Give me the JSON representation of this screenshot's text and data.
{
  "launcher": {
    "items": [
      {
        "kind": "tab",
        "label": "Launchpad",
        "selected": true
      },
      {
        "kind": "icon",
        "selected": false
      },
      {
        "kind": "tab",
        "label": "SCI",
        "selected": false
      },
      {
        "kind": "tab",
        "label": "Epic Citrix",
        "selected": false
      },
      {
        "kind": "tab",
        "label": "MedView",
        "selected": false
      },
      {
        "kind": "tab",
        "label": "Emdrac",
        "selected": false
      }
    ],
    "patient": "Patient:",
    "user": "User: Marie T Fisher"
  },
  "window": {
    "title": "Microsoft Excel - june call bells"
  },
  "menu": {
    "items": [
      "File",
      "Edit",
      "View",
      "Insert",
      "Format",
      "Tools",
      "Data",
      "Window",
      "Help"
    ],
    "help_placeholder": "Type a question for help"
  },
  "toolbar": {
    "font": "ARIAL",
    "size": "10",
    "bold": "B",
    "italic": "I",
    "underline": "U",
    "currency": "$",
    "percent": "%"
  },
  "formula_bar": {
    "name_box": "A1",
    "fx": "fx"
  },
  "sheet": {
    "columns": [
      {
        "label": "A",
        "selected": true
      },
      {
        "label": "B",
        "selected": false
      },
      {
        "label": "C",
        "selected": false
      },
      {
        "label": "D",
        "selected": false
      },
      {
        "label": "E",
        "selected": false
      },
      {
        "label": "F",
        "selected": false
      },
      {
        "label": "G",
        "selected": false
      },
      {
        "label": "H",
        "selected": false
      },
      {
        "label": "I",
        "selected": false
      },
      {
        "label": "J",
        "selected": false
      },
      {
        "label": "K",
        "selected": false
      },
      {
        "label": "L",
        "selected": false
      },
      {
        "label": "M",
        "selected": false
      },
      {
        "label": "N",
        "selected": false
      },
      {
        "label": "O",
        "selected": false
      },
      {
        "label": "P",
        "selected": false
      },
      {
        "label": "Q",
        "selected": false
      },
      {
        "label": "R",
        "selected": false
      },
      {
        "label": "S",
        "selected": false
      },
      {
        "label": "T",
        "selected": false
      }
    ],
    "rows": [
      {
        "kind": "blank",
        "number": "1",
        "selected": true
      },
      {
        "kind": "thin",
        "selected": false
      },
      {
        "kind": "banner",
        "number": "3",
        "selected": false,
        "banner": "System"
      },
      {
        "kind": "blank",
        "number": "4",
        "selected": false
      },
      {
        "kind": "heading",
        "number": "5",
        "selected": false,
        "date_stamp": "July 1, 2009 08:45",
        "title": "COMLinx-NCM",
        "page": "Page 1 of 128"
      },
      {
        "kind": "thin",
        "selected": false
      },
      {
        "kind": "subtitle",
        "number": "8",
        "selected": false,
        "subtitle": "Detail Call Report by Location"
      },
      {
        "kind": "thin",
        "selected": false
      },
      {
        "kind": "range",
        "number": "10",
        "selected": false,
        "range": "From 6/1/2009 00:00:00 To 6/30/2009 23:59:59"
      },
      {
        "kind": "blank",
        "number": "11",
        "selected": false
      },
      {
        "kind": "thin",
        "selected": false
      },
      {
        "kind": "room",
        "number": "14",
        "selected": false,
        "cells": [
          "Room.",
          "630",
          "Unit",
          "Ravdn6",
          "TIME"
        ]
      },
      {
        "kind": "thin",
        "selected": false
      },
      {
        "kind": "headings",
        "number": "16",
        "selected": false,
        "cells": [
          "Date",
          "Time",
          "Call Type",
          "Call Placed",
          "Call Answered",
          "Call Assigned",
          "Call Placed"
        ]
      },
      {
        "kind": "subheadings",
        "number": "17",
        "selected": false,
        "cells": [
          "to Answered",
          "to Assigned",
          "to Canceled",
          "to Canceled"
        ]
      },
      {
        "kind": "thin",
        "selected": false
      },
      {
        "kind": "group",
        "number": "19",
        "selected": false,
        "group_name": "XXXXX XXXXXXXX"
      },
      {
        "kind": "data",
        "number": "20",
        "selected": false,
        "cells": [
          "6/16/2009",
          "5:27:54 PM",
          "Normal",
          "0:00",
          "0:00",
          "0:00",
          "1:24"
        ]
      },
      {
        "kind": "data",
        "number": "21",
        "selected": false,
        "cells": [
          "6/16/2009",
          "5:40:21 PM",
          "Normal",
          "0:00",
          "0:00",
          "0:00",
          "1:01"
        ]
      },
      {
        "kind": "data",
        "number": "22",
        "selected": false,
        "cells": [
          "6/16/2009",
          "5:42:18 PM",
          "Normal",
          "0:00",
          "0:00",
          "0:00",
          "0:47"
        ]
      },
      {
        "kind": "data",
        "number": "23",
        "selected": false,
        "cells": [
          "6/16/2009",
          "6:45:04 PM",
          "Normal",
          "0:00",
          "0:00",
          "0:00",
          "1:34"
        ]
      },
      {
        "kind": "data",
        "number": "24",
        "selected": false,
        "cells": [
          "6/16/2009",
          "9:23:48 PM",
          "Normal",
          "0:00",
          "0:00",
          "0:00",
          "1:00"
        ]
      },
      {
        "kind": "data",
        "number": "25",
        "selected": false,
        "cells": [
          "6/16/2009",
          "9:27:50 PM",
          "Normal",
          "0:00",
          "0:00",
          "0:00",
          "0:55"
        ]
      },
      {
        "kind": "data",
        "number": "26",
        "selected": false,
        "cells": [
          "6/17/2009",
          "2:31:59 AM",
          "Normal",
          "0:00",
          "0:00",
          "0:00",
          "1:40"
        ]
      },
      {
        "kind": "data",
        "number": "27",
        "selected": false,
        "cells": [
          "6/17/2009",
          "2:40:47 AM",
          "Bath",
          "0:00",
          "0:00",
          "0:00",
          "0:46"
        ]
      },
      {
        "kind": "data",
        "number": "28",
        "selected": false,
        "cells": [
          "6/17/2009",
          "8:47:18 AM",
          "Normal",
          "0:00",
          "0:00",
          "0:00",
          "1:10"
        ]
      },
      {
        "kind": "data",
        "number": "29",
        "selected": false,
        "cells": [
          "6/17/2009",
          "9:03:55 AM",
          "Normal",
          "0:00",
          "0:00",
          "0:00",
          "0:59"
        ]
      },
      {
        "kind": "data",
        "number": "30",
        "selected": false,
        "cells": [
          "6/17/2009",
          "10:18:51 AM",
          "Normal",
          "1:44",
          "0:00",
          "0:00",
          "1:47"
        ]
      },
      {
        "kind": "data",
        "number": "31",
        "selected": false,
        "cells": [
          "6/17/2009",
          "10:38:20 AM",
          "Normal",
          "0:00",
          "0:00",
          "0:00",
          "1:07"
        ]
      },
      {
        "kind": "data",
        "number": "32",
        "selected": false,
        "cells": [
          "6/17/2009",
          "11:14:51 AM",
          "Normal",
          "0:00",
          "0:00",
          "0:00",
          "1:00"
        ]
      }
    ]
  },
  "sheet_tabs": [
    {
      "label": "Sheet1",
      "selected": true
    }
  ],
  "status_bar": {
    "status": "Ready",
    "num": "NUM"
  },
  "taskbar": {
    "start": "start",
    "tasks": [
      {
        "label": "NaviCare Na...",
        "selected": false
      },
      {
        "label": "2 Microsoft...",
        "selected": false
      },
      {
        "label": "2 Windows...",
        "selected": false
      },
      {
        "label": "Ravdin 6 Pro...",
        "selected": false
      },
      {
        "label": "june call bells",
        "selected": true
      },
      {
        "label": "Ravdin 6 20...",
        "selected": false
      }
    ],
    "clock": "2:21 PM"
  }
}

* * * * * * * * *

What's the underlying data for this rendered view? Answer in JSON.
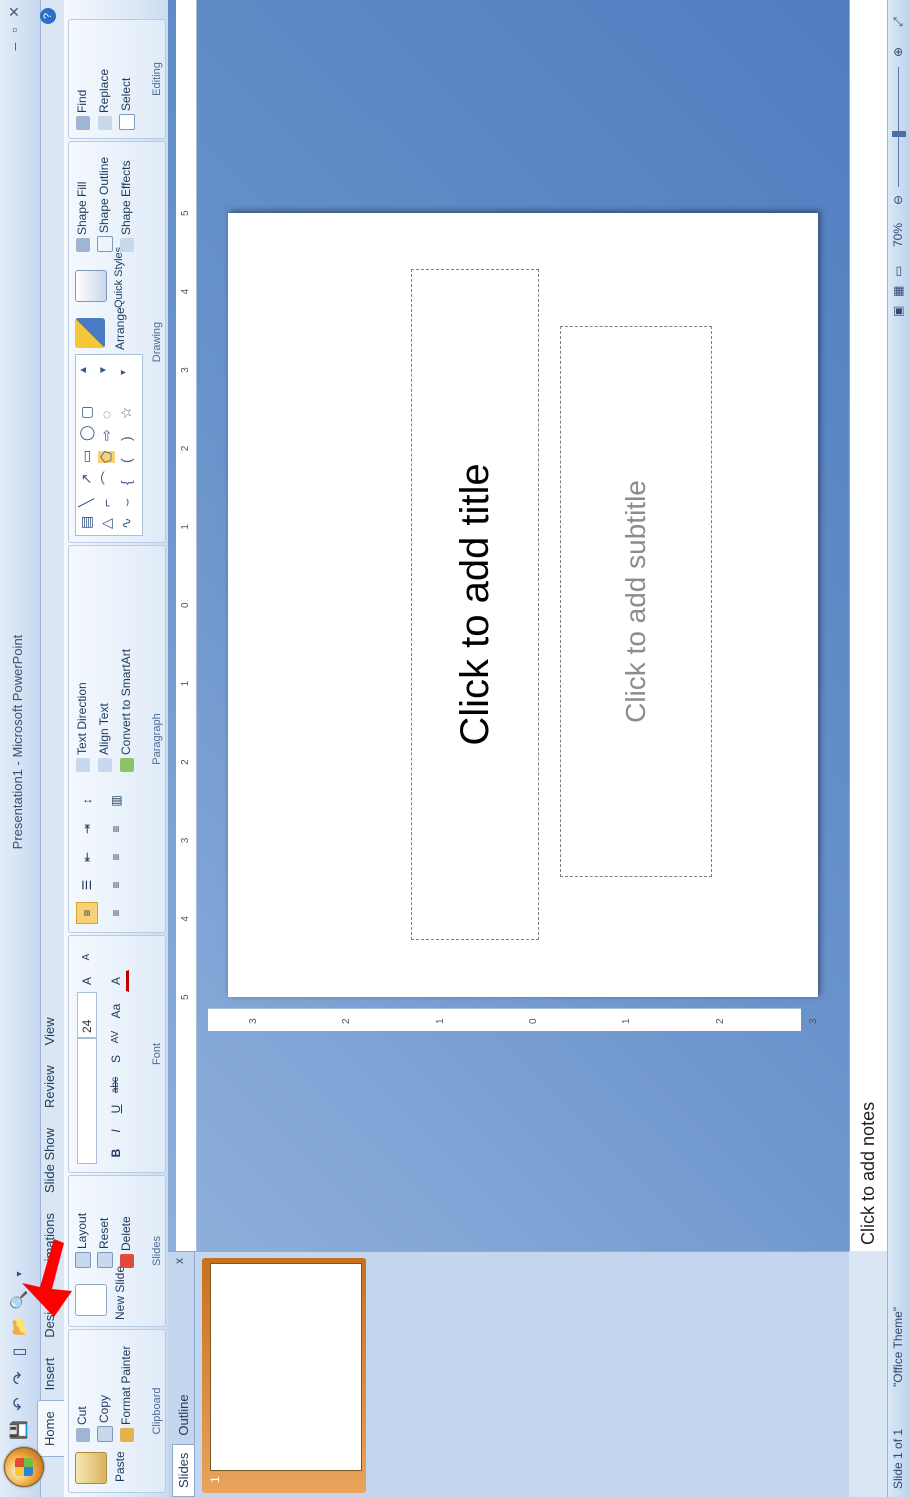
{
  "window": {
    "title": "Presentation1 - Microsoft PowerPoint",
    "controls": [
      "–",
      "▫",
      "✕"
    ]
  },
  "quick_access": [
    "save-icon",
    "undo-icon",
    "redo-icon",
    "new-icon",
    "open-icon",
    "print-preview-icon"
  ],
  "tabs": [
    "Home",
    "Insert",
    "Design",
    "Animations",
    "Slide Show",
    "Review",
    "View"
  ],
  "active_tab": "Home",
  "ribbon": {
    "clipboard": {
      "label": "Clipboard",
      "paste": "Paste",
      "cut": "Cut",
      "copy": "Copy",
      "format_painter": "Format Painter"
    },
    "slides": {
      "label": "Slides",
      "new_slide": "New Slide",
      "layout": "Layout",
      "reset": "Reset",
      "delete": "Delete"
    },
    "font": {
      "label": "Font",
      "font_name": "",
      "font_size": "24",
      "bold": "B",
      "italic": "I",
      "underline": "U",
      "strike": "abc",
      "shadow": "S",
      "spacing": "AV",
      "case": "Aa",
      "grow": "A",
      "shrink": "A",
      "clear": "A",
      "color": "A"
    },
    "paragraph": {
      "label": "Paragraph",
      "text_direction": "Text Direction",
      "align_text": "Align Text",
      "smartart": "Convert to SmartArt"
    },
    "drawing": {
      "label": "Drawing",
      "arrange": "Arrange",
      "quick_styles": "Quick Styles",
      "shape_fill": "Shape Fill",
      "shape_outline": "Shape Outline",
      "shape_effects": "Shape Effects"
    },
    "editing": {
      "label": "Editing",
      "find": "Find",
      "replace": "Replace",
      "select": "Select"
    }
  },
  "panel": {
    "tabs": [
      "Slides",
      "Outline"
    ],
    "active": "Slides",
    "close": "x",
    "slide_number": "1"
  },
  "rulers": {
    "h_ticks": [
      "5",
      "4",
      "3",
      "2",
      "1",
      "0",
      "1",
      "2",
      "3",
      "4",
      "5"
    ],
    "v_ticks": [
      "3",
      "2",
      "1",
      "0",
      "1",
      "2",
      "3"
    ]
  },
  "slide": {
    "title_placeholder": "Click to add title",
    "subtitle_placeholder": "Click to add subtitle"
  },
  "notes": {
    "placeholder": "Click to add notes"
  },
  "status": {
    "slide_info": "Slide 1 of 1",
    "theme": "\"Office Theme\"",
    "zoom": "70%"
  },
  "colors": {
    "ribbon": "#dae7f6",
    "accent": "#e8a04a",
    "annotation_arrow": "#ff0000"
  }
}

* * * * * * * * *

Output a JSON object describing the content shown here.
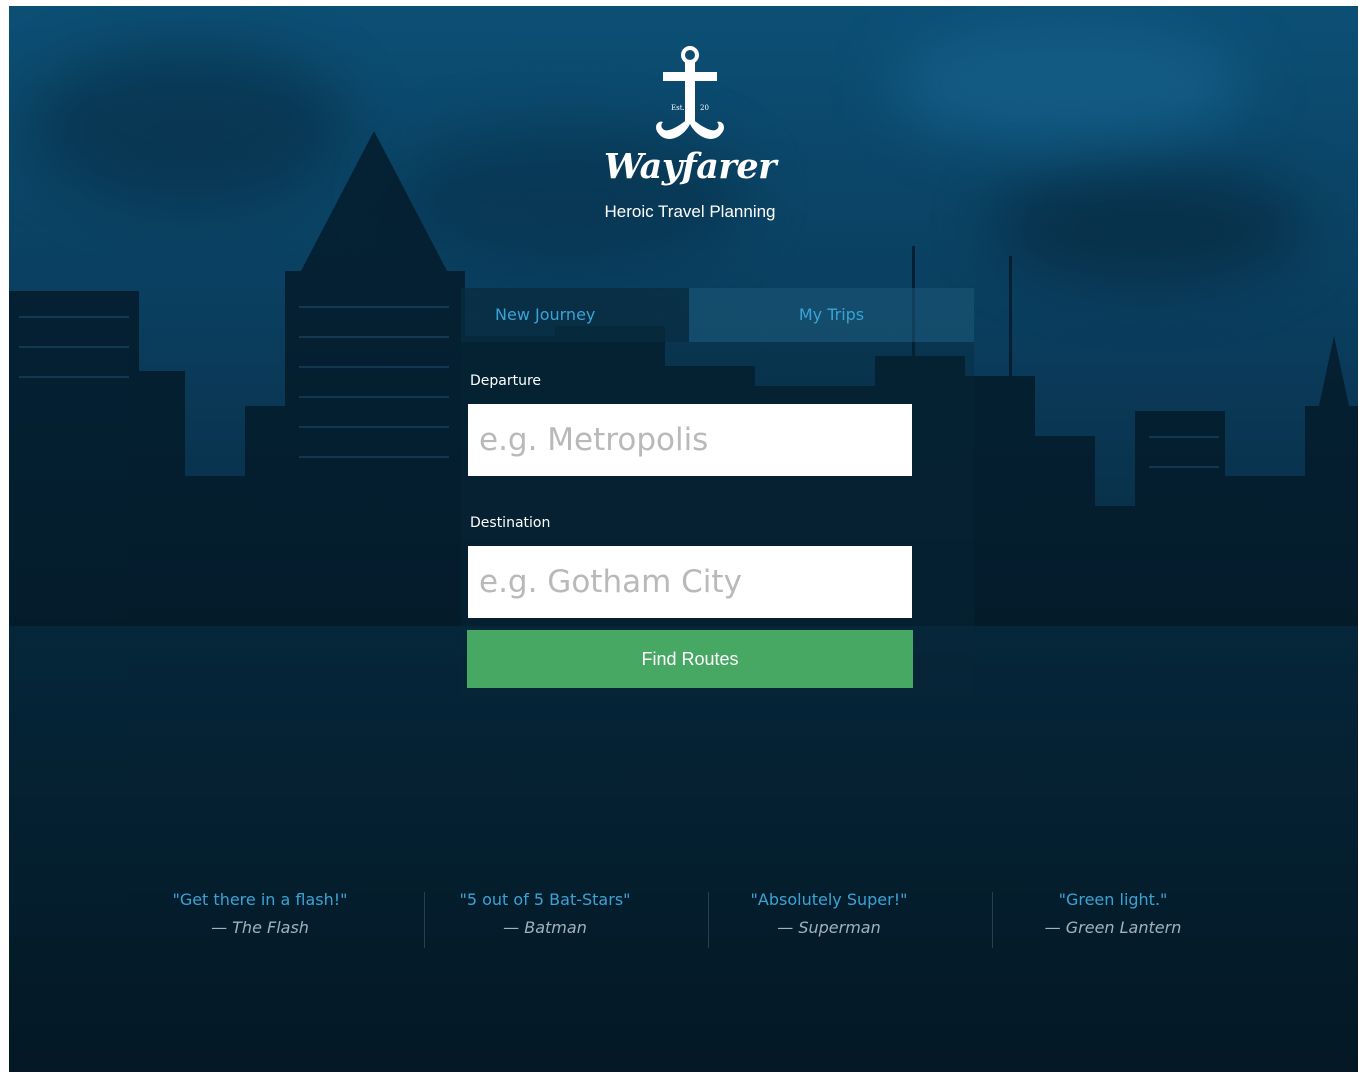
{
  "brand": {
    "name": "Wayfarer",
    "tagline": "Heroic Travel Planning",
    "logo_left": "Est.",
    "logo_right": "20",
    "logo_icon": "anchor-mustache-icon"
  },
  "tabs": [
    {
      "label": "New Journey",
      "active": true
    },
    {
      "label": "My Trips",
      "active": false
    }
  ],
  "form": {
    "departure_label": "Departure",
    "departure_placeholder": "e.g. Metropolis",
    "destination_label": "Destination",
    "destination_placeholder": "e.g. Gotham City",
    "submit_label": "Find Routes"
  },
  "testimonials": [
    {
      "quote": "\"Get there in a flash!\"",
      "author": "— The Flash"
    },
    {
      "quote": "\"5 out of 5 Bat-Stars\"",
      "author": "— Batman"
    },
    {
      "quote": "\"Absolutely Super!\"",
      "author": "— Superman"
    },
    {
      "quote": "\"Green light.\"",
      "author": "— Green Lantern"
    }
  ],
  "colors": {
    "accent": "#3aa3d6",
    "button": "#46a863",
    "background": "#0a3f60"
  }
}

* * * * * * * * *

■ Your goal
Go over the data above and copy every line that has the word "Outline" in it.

■ Response to the task
      "shape_outline": "Shape Outline",
      "Outline"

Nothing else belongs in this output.